If you want to get the most out of these speakers, there are a few things that you could do. First, because powering the speakers through USB is troublesome anyway and limits the output power, you could swap the USB power cable with a 9V mains adaptor. There is no use in going above 9V, because that's the maximum rated voltage for the TEA2025 IC when driving 4Ω speakers.
Second, to get the maximum power out of the IC, it should be fitted with some kind of heatsink. There is some room around it to glue a small heatsink with thermal glue. Maybe not enough to allow the maximum continuous 2×2.3W power, but better than nothing.
Third, a volume potmeter is relatively easy to install. The input impedance is around 30kΩ, so a logarithmic potmeter of about 10kΩ or less is suitable, especially given the fact that you're likely going to drive these things from a low-impedance source like an iPod. Put the potmeter between the 3.5mm input wire and the amplifier board. There's room directly under the hole where the wires enter the cabinet.

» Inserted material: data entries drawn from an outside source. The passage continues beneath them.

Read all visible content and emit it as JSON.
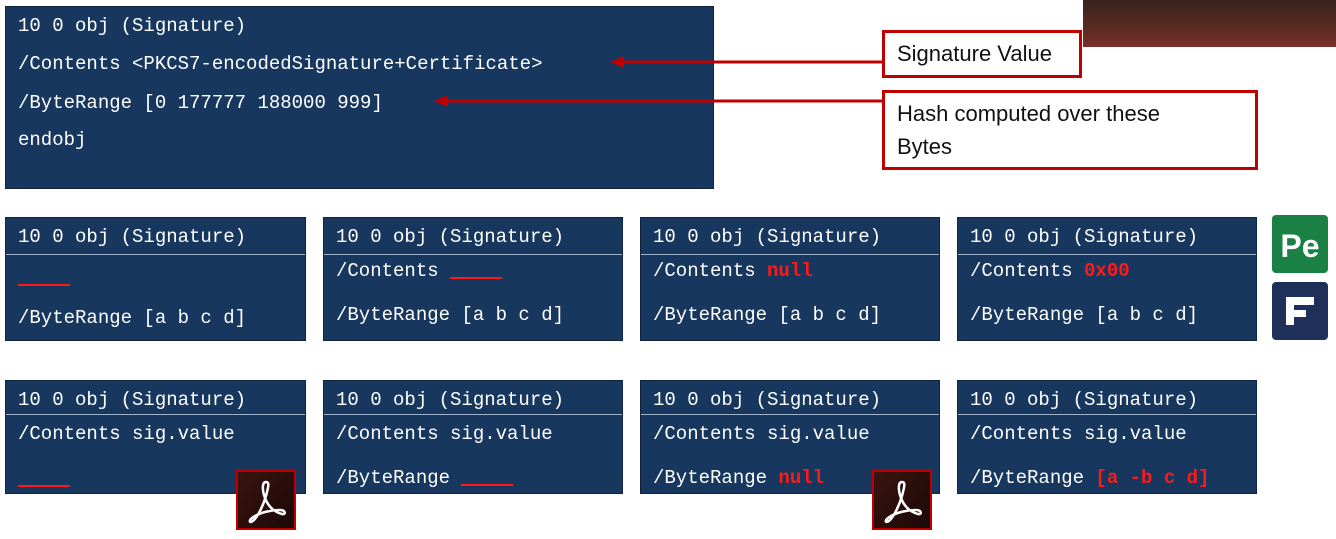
{
  "main_box": {
    "lines": [
      "10 0 obj (Signature)",
      "/Contents <PKCS7-encodedSignature+Certificate>",
      "/ByteRange [0 177777 188000 999]",
      "endobj"
    ]
  },
  "callouts": {
    "signature_value": "Signature Value",
    "hash_line1": "Hash computed over these",
    "hash_line2": "Bytes"
  },
  "row1": {
    "header": "10 0 obj (Signature)",
    "box2_contents": "/Contents ",
    "box3_contents": "/Contents ",
    "box3_value": "null",
    "box4_contents": "/Contents ",
    "box4_value": "0x00",
    "byterange": "/ByteRange [a b c d]"
  },
  "row2": {
    "header": "10 0 obj (Signature)",
    "contents": "/Contents sig.value",
    "byterange_label": "/ByteRange ",
    "box3_value": "null",
    "box4_value": "[a -b c d]"
  },
  "icons": {
    "pe": "pe-icon",
    "pdfx": "pdf-editor-icon",
    "acrobat": "acrobat-reader-icon"
  },
  "colors": {
    "box_bg": "#17375e",
    "highlight": "#ff1a1a",
    "callout_border": "#c00000"
  }
}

To reduce the noise, replacing the flimsy audio cable (with the 3.5mm jack) is highly recommended. Use a cable that is shielded, i.e. whose ground conductor entirely envelops the signal conductors. You may want to use this occasion to make the rather short cable longer while you're at it.
If you really want to get the most out of these speakers, you should replace the TEA2025-based amplifier by something that can deliver 2×5 Watts. I can't tell if the loudspeakers themselves are really 5W RMS or 5W “music power” which generally means 2.5W RMS. But they look as if they're capable of handling 5W RMS. I have built my own 2×5W TDA1516-based amplifier with a PCB that is even smaller than the original one (see photo), even with a pretty large heatsink attached. It works very well at 12V and certainly delivers more oomph than the original amplifier without sending the speakers into overdrive. Alternatively, you could throw everything out of the cabinets and leave the drivers with wires connected directly to them, allowing to use any external amplifier.

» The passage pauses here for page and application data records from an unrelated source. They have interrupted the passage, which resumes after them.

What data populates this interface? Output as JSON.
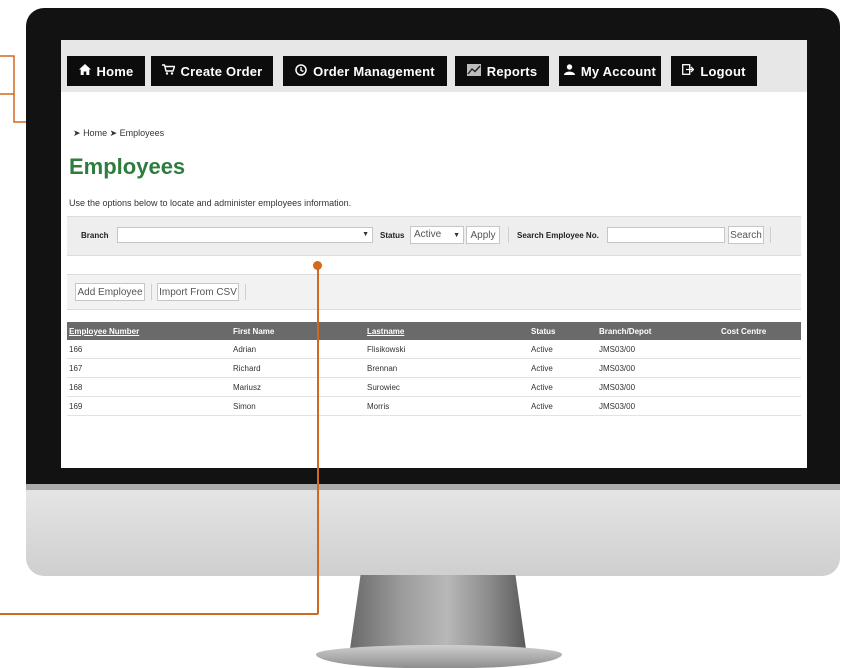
{
  "nav": {
    "items": [
      {
        "label": "Home",
        "icon": "home-icon"
      },
      {
        "label": "Create Order",
        "icon": "cart-icon"
      },
      {
        "label": "Order Management",
        "icon": "clock-icon"
      },
      {
        "label": "Reports",
        "icon": "chart-icon"
      },
      {
        "label": "My Account",
        "icon": "user-icon"
      },
      {
        "label": "Logout",
        "icon": "logout-icon"
      }
    ]
  },
  "breadcrumb": {
    "home": "Home",
    "current": "Employees"
  },
  "page": {
    "title": "Employees",
    "description": "Use the options below to locate and administer employees information."
  },
  "filters": {
    "branch_label": "Branch",
    "branch_value": "",
    "status_label": "Status",
    "status_value": "Active",
    "apply_label": "Apply",
    "search_label": "Search Employee No.",
    "search_button": "Search"
  },
  "actions": {
    "add_employee": "Add Employee",
    "import_csv": "Import From CSV"
  },
  "table": {
    "headers": [
      "Employee Number",
      "First Name",
      "Lastname",
      "Status",
      "Branch/Depot",
      "Cost Centre"
    ],
    "rows": [
      [
        "166",
        "Adrian",
        "Flisikowski",
        "Active",
        "JMS03/00",
        ""
      ],
      [
        "167",
        "Richard",
        "Brennan",
        "Active",
        "JMS03/00",
        ""
      ],
      [
        "168",
        "Mariusz",
        "Surowiec",
        "Active",
        "JMS03/00",
        ""
      ],
      [
        "169",
        "Simon",
        "Morris",
        "Active",
        "JMS03/00",
        ""
      ]
    ]
  },
  "colors": {
    "accent_orange": "#d1691e",
    "title_green": "#2e7d3f",
    "nav_black": "#0c0c0c"
  }
}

The drivers themselves may or may not be mounted in a semi-sloppy way. It's the name of the game given the “Made in China” label. This may improve with time, remember how people laughed at the “Made in Japan” label long ago. Even on the eBay page of the seller, the photo showed one of the drivers mounted slightly rotated, and in my case, there was a visible gap between the driver and the cabinet on one of the speakers. My standard way of eliminating any loss of sound quality due to air leaks, is to apply silicone kit between the driver and the cabinet. To make it feasible to take the speakers apart afterwards, apply grease to the driver before mounting it with the silicone. Silicone kit hates grease and will easily detach while still providing an airtight seal.

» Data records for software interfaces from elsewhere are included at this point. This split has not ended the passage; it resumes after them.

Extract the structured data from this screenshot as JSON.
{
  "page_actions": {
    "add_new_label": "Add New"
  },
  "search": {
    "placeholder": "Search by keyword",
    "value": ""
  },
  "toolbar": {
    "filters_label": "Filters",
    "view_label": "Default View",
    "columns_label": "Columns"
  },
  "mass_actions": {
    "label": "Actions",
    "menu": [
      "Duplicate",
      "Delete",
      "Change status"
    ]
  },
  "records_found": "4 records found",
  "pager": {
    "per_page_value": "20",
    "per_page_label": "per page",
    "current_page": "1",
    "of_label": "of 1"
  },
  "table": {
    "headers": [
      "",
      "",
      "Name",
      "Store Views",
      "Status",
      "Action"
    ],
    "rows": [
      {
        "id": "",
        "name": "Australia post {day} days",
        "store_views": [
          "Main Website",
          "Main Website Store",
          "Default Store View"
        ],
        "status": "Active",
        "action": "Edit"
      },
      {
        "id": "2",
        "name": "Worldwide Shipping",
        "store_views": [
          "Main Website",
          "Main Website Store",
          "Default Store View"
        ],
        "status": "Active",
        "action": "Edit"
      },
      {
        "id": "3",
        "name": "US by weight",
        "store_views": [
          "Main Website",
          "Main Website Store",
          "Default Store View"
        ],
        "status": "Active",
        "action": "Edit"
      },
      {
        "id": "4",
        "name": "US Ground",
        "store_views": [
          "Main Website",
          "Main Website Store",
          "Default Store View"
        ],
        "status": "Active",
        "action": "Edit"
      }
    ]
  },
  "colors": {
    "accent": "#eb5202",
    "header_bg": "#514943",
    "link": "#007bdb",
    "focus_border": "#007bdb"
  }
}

These are some pretty unique speakers: you won't easily find anything made out of actual wood at this size and price. The finishing is pretty good, the cabinets really look like miniature Hi-fi speakers, and the materials they're made from are OK. The result is that there's no noticeable ‘tiny plastic speakers’ sound.
If you're like me and you tend to hack everything you buy, these speakers offer a good base to create something pretty good. Add a volume control, replace the worthless amplifier with e.g. a TDA1516 and hook it up to a 12V 1A power supply, seal any gaps around the speakers, and you have some tiny but powerful and good-sounding speakers that look awesome too. If you just want to buy and use these things instead, I can't really recommend them unless you really like the looks, don't mind some hiss and noise, and don't want to play your music loud. Given their shoddy finishing and rather poor electronics, you should not pay more than €10 for them. If they would have been properly constructed, they could be worth a lot more.